Prompt ->
Copy each line of the listing below exactly and drop the images.

START Exercise input

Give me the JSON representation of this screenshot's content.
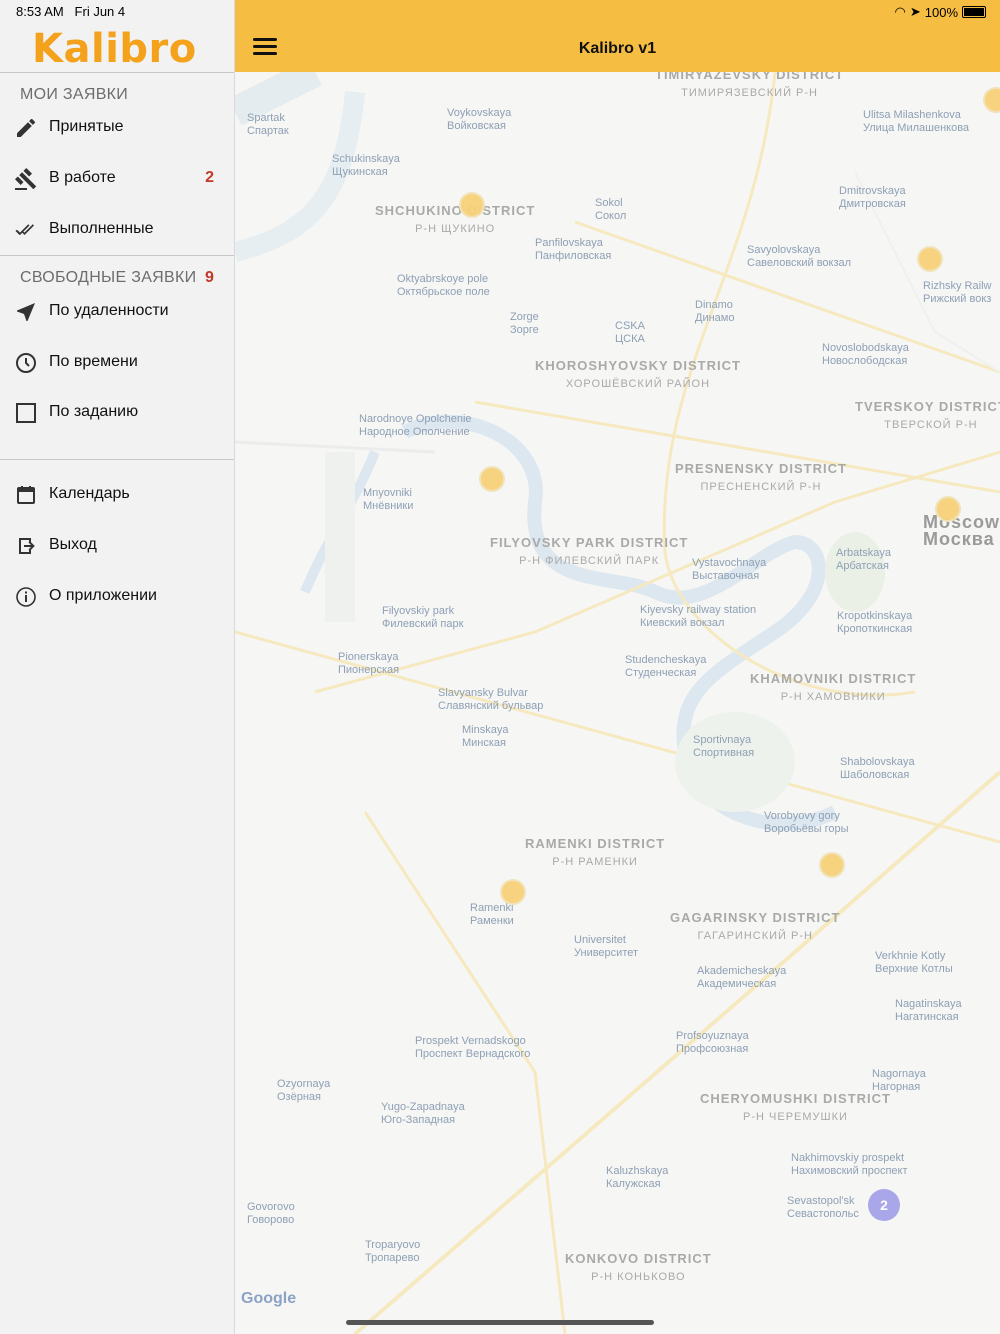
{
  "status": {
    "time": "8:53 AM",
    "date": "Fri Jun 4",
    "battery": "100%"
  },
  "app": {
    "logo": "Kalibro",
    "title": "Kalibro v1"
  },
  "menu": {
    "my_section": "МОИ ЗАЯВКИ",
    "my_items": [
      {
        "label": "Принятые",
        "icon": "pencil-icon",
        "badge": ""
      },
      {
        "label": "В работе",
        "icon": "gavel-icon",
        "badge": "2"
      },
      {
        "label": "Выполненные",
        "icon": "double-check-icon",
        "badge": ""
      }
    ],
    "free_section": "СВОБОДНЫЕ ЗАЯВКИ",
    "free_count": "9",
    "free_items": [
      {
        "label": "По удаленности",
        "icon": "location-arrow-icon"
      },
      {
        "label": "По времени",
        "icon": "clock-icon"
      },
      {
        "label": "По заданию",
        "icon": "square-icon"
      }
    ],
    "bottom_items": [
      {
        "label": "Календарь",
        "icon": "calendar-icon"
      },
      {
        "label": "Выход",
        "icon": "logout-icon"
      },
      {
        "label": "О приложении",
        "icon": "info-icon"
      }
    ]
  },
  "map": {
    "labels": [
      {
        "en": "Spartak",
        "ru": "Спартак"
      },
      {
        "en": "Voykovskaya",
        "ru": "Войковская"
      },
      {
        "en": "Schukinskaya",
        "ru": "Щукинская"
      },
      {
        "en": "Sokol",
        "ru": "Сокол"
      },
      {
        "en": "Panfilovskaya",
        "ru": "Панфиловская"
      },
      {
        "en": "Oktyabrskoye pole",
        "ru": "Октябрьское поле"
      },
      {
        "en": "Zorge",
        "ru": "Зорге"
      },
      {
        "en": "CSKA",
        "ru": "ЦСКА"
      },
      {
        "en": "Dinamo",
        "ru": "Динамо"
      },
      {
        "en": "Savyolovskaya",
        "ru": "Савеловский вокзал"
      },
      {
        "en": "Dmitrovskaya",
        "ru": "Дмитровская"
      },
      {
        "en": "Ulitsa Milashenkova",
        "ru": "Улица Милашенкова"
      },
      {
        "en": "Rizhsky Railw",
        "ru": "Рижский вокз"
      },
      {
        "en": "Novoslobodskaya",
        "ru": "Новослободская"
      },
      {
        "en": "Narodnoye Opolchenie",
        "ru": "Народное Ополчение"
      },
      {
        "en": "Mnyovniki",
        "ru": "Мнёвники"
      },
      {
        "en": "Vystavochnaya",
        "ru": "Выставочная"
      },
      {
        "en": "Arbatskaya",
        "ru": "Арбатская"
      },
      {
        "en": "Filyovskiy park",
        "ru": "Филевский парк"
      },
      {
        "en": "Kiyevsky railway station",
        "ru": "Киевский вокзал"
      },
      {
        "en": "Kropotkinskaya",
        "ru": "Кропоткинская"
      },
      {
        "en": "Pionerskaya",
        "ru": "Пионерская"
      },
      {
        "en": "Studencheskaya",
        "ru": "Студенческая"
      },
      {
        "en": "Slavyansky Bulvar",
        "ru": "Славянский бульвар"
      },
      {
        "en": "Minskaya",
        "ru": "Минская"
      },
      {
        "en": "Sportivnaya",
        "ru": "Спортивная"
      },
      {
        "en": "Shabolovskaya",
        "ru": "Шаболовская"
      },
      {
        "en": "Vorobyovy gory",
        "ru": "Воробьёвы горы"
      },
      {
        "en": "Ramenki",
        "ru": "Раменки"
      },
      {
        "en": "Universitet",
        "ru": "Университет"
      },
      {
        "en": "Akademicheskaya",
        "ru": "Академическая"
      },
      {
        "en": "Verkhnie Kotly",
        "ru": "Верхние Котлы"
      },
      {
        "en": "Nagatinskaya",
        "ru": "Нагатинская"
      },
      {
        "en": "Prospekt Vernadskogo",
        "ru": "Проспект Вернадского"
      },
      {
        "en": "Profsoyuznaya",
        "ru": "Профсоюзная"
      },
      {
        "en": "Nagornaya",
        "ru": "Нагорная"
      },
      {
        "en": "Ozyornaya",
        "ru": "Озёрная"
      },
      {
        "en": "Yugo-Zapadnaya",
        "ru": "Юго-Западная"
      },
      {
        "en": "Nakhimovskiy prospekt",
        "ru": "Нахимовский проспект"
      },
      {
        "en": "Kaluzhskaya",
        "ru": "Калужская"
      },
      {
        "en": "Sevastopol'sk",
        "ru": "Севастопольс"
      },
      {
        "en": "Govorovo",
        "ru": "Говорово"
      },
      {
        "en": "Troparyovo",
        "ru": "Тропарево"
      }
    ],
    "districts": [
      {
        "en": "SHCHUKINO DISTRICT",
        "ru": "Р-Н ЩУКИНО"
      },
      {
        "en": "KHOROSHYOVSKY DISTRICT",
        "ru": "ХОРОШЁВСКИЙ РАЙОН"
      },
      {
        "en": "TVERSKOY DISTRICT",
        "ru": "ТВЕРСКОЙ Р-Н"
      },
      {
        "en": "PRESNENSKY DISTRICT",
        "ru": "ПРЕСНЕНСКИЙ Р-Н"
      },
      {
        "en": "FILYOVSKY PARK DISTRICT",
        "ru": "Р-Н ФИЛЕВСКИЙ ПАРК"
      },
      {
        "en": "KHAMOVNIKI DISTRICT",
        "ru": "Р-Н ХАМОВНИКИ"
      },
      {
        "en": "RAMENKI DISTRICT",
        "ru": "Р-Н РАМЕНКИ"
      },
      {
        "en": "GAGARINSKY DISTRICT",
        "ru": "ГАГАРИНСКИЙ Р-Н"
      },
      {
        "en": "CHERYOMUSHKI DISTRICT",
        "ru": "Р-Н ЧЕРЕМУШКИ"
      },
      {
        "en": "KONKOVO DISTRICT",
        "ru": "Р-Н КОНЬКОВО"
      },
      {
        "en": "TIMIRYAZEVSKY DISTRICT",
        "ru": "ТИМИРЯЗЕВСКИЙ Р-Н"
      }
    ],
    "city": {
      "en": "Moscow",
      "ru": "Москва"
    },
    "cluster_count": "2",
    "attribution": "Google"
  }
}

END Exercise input

Exercise result ->
Give me the JSON representation of this screenshot's content.
{
  "status": {
    "time": "8:53 AM",
    "date": "Fri Jun 4",
    "battery": "100%"
  },
  "app": {
    "logo": "Kalibro",
    "title": "Kalibro v1"
  },
  "menu": {
    "my_section": "МОИ ЗАЯВКИ",
    "my_items": [
      {
        "label": "Принятые",
        "icon": "pencil-icon",
        "badge": ""
      },
      {
        "label": "В работе",
        "icon": "gavel-icon",
        "badge": "2"
      },
      {
        "label": "Выполненные",
        "icon": "double-check-icon",
        "badge": ""
      }
    ],
    "free_section": "СВОБОДНЫЕ ЗАЯВКИ",
    "free_count": "9",
    "free_items": [
      {
        "label": "По удаленности",
        "icon": "location-arrow-icon"
      },
      {
        "label": "По времени",
        "icon": "clock-icon"
      },
      {
        "label": "По заданию",
        "icon": "square-icon"
      }
    ],
    "bottom_items": [
      {
        "label": "Календарь",
        "icon": "calendar-icon"
      },
      {
        "label": "Выход",
        "icon": "logout-icon"
      },
      {
        "label": "О приложении",
        "icon": "info-icon"
      }
    ]
  },
  "map": {
    "labels": [
      {
        "en": "Spartak",
        "ru": "Спартак"
      },
      {
        "en": "Voykovskaya",
        "ru": "Войковская"
      },
      {
        "en": "Schukinskaya",
        "ru": "Щукинская"
      },
      {
        "en": "Sokol",
        "ru": "Сокол"
      },
      {
        "en": "Panfilovskaya",
        "ru": "Панфиловская"
      },
      {
        "en": "Oktyabrskoye pole",
        "ru": "Октябрьское поле"
      },
      {
        "en": "Zorge",
        "ru": "Зорге"
      },
      {
        "en": "CSKA",
        "ru": "ЦСКА"
      },
      {
        "en": "Dinamo",
        "ru": "Динамо"
      },
      {
        "en": "Savyolovskaya",
        "ru": "Савеловский вокзал"
      },
      {
        "en": "Dmitrovskaya",
        "ru": "Дмитровская"
      },
      {
        "en": "Ulitsa Milashenkova",
        "ru": "Улица Милашенкова"
      },
      {
        "en": "Rizhsky Railw",
        "ru": "Рижский вокз"
      },
      {
        "en": "Novoslobodskaya",
        "ru": "Новослободская"
      },
      {
        "en": "Narodnoye Opolchenie",
        "ru": "Народное Ополчение"
      },
      {
        "en": "Mnyovniki",
        "ru": "Мнёвники"
      },
      {
        "en": "Vystavochnaya",
        "ru": "Выставочная"
      },
      {
        "en": "Arbatskaya",
        "ru": "Арбатская"
      },
      {
        "en": "Filyovskiy park",
        "ru": "Филевский парк"
      },
      {
        "en": "Kiyevsky railway station",
        "ru": "Киевский вокзал"
      },
      {
        "en": "Kropotkinskaya",
        "ru": "Кропоткинская"
      },
      {
        "en": "Pionerskaya",
        "ru": "Пионерская"
      },
      {
        "en": "Studencheskaya",
        "ru": "Студенческая"
      },
      {
        "en": "Slavyansky Bulvar",
        "ru": "Славянский бульвар"
      },
      {
        "en": "Minskaya",
        "ru": "Минская"
      },
      {
        "en": "Sportivnaya",
        "ru": "Спортивная"
      },
      {
        "en": "Shabolovskaya",
        "ru": "Шаболовская"
      },
      {
        "en": "Vorobyovy gory",
        "ru": "Воробьёвы горы"
      },
      {
        "en": "Ramenki",
        "ru": "Раменки"
      },
      {
        "en": "Universitet",
        "ru": "Университет"
      },
      {
        "en": "Akademicheskaya",
        "ru": "Академическая"
      },
      {
        "en": "Verkhnie Kotly",
        "ru": "Верхние Котлы"
      },
      {
        "en": "Nagatinskaya",
        "ru": "Нагатинская"
      },
      {
        "en": "Prospekt Vernadskogo",
        "ru": "Проспект Вернадского"
      },
      {
        "en": "Profsoyuznaya",
        "ru": "Профсоюзная"
      },
      {
        "en": "Nagornaya",
        "ru": "Нагорная"
      },
      {
        "en": "Ozyornaya",
        "ru": "Озёрная"
      },
      {
        "en": "Yugo-Zapadnaya",
        "ru": "Юго-Западная"
      },
      {
        "en": "Nakhimovskiy prospekt",
        "ru": "Нахимовский проспект"
      },
      {
        "en": "Kaluzhskaya",
        "ru": "Калужская"
      },
      {
        "en": "Sevastopol'sk",
        "ru": "Севастопольс"
      },
      {
        "en": "Govorovo",
        "ru": "Говорово"
      },
      {
        "en": "Troparyovo",
        "ru": "Тропарево"
      }
    ],
    "districts": [
      {
        "en": "SHCHUKINO DISTRICT",
        "ru": "Р-Н ЩУКИНО"
      },
      {
        "en": "KHOROSHYOVSKY DISTRICT",
        "ru": "ХОРОШЁВСКИЙ РАЙОН"
      },
      {
        "en": "TVERSKOY DISTRICT",
        "ru": "ТВЕРСКОЙ Р-Н"
      },
      {
        "en": "PRESNENSKY DISTRICT",
        "ru": "ПРЕСНЕНСКИЙ Р-Н"
      },
      {
        "en": "FILYOVSKY PARK DISTRICT",
        "ru": "Р-Н ФИЛЕВСКИЙ ПАРК"
      },
      {
        "en": "KHAMOVNIKI DISTRICT",
        "ru": "Р-Н ХАМОВНИКИ"
      },
      {
        "en": "RAMENKI DISTRICT",
        "ru": "Р-Н РАМЕНКИ"
      },
      {
        "en": "GAGARINSKY DISTRICT",
        "ru": "ГАГАРИНСКИЙ Р-Н"
      },
      {
        "en": "CHERYOMUSHKI DISTRICT",
        "ru": "Р-Н ЧЕРЕМУШКИ"
      },
      {
        "en": "KONKOVO DISTRICT",
        "ru": "Р-Н КОНЬКОВО"
      },
      {
        "en": "TIMIRYAZEVSKY DISTRICT",
        "ru": "ТИМИРЯЗЕВСКИЙ Р-Н"
      }
    ],
    "city": {
      "en": "Moscow",
      "ru": "Москва"
    },
    "cluster_count": "2",
    "attribution": "Google"
  }
}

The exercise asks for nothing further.